**Problem details:** Only lines containing the word "your" belong in the answer; copy each one from the records.

**Dataset items:**

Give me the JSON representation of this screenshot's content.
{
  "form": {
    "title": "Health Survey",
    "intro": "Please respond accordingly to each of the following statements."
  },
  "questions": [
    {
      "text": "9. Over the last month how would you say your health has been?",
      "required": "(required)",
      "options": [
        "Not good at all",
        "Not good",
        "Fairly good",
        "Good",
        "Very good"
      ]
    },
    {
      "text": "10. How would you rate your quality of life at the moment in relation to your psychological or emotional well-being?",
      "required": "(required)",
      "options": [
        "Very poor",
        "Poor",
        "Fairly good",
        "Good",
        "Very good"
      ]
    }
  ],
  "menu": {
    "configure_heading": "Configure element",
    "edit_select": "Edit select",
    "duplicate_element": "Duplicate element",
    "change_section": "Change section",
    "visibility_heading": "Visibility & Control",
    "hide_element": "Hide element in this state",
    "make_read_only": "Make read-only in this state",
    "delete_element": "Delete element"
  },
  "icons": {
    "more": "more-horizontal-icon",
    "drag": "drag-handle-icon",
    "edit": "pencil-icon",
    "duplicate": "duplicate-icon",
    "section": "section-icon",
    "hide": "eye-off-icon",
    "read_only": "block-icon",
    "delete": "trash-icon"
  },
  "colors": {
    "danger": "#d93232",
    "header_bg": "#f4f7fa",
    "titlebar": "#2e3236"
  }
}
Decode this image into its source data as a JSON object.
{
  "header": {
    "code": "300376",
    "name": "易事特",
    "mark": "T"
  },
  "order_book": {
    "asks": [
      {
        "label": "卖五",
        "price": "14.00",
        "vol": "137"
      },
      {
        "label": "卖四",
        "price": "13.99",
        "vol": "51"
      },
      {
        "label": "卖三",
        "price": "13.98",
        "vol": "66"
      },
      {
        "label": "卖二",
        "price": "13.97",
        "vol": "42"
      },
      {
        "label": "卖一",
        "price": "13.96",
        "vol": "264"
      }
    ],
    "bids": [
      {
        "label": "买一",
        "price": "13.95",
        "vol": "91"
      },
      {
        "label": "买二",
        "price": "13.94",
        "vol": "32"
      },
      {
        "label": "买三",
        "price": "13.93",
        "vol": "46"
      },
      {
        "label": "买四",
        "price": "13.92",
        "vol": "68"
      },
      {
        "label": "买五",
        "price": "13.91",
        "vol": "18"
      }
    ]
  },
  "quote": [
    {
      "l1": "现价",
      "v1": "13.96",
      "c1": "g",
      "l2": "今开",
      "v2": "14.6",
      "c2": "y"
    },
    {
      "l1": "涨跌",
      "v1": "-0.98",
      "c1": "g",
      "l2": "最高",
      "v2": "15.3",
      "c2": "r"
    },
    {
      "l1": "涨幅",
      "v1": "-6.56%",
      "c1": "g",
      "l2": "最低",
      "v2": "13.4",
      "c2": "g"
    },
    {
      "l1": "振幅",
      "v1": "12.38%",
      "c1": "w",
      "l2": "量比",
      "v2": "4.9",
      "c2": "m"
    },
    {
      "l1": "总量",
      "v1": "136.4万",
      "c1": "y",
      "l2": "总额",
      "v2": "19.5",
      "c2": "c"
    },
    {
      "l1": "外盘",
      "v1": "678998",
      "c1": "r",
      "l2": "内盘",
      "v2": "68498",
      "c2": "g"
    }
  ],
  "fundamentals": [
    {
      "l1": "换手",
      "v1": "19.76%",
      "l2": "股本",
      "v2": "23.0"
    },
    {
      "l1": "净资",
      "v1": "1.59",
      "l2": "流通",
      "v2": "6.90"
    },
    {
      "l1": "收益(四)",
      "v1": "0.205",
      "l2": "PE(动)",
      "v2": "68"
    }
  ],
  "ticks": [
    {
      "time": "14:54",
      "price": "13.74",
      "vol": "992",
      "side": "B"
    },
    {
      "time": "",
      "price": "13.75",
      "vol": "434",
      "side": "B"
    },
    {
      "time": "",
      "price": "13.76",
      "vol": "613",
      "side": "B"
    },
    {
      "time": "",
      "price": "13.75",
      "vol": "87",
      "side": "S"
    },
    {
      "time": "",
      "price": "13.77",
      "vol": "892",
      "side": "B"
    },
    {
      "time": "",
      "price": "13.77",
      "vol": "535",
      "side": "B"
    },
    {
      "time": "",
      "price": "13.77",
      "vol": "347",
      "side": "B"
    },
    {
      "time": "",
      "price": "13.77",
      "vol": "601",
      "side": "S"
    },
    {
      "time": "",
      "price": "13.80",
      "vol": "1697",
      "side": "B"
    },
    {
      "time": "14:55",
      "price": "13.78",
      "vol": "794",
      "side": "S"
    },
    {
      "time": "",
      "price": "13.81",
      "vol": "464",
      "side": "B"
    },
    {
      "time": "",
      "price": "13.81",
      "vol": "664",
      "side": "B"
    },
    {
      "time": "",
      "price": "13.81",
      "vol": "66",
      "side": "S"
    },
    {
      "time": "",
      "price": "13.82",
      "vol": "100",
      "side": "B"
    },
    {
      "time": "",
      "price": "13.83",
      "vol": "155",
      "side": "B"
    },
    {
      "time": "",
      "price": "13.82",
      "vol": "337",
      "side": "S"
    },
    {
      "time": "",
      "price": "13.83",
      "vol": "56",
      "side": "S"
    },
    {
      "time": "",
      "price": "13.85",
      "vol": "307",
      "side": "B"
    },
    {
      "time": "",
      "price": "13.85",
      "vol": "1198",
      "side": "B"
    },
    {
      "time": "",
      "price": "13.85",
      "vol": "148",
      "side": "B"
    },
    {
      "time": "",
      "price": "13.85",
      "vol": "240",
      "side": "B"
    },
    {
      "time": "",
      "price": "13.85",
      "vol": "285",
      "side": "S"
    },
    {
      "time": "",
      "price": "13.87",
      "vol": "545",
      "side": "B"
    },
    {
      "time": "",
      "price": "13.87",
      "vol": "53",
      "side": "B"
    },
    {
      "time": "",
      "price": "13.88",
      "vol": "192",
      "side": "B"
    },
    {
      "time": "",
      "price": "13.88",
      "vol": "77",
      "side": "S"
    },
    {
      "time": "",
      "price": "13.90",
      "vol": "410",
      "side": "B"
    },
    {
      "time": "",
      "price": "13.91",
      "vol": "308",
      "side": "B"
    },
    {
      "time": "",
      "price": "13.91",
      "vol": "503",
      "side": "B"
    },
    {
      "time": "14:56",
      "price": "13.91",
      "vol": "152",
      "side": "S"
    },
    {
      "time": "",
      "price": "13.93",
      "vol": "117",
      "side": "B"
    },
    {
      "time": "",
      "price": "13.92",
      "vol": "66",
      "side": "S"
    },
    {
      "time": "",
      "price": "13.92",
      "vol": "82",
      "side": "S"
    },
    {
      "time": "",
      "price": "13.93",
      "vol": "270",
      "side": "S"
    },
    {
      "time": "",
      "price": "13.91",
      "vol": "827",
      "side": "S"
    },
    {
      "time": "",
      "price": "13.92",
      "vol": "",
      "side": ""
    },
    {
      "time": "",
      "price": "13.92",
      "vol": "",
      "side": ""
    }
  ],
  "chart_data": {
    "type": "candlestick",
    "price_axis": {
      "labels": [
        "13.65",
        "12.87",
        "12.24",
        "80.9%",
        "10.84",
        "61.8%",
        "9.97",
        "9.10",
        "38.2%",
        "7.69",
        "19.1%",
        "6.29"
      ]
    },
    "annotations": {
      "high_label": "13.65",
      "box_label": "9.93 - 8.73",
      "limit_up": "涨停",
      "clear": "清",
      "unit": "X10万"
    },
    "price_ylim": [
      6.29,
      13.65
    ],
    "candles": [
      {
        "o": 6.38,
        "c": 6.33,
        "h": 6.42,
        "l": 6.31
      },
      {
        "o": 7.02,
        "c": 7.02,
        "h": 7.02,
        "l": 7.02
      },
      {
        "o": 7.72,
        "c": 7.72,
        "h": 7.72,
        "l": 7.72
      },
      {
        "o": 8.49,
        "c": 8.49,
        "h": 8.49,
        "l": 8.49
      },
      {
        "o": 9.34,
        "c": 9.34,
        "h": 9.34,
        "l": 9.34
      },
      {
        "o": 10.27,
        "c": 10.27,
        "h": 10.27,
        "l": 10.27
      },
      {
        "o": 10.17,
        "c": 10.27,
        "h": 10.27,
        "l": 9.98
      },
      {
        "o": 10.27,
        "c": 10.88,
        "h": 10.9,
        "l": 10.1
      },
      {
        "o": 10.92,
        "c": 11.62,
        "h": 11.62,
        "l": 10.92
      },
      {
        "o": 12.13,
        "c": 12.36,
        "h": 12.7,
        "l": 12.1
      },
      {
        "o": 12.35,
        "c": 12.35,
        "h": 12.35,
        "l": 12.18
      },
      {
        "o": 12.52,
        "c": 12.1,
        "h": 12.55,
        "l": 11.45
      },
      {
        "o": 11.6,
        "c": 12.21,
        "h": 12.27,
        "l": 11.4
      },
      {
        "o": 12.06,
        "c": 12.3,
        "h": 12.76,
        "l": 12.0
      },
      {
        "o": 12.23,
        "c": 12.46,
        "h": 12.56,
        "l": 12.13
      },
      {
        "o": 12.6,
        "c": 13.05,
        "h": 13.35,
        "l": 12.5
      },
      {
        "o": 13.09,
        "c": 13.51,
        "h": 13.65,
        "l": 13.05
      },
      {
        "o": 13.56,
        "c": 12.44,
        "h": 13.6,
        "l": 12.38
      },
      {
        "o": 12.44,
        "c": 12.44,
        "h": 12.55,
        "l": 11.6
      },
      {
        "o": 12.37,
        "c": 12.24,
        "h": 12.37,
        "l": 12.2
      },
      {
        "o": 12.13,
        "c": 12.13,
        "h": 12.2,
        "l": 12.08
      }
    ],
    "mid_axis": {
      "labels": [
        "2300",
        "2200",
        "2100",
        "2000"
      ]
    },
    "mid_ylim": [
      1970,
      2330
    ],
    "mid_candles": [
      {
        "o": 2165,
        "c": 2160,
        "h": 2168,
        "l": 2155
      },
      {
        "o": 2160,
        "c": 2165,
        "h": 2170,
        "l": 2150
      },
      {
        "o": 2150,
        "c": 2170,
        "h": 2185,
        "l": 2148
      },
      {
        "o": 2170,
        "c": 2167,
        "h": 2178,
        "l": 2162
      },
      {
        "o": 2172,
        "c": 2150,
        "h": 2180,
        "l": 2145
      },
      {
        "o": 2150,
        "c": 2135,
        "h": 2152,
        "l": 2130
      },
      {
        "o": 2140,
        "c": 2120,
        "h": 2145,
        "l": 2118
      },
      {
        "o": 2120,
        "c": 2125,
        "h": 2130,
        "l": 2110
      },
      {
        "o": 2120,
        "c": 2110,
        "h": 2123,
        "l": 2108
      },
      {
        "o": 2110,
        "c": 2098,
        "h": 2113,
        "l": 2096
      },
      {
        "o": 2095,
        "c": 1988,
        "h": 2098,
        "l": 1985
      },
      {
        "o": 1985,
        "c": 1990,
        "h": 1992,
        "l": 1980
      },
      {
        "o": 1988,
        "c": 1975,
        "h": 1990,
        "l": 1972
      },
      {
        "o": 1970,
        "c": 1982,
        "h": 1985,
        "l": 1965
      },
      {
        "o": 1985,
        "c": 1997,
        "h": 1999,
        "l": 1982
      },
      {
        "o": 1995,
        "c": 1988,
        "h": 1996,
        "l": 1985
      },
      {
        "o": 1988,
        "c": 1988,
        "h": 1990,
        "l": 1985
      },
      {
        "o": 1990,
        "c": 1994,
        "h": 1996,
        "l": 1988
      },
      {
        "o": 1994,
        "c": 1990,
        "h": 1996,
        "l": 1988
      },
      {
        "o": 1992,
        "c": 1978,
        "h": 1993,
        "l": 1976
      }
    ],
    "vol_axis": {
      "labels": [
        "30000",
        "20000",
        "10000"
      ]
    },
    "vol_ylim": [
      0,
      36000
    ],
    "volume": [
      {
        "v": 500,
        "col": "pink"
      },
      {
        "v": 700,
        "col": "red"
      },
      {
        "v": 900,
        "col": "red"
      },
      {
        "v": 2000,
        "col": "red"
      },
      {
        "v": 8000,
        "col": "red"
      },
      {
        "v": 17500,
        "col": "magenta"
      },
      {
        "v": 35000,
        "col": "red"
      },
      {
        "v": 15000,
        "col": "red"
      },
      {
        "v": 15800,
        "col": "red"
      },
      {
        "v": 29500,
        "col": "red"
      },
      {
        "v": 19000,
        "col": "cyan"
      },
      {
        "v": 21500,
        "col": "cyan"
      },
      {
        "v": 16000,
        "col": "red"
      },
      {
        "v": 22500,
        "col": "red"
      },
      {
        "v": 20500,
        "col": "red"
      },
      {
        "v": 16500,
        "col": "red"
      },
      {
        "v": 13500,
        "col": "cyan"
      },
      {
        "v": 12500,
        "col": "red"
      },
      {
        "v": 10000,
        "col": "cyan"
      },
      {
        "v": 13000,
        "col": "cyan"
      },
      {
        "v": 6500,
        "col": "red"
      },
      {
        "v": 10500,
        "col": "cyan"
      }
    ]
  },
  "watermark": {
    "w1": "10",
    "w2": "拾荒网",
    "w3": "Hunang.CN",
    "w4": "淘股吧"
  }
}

**Output of the exercise:**
      "text": "9. Over the last month how would you say your health has been?",
      "text": "10. How would you rate your quality of life at the moment in relation to your psychological or emotional well-being?",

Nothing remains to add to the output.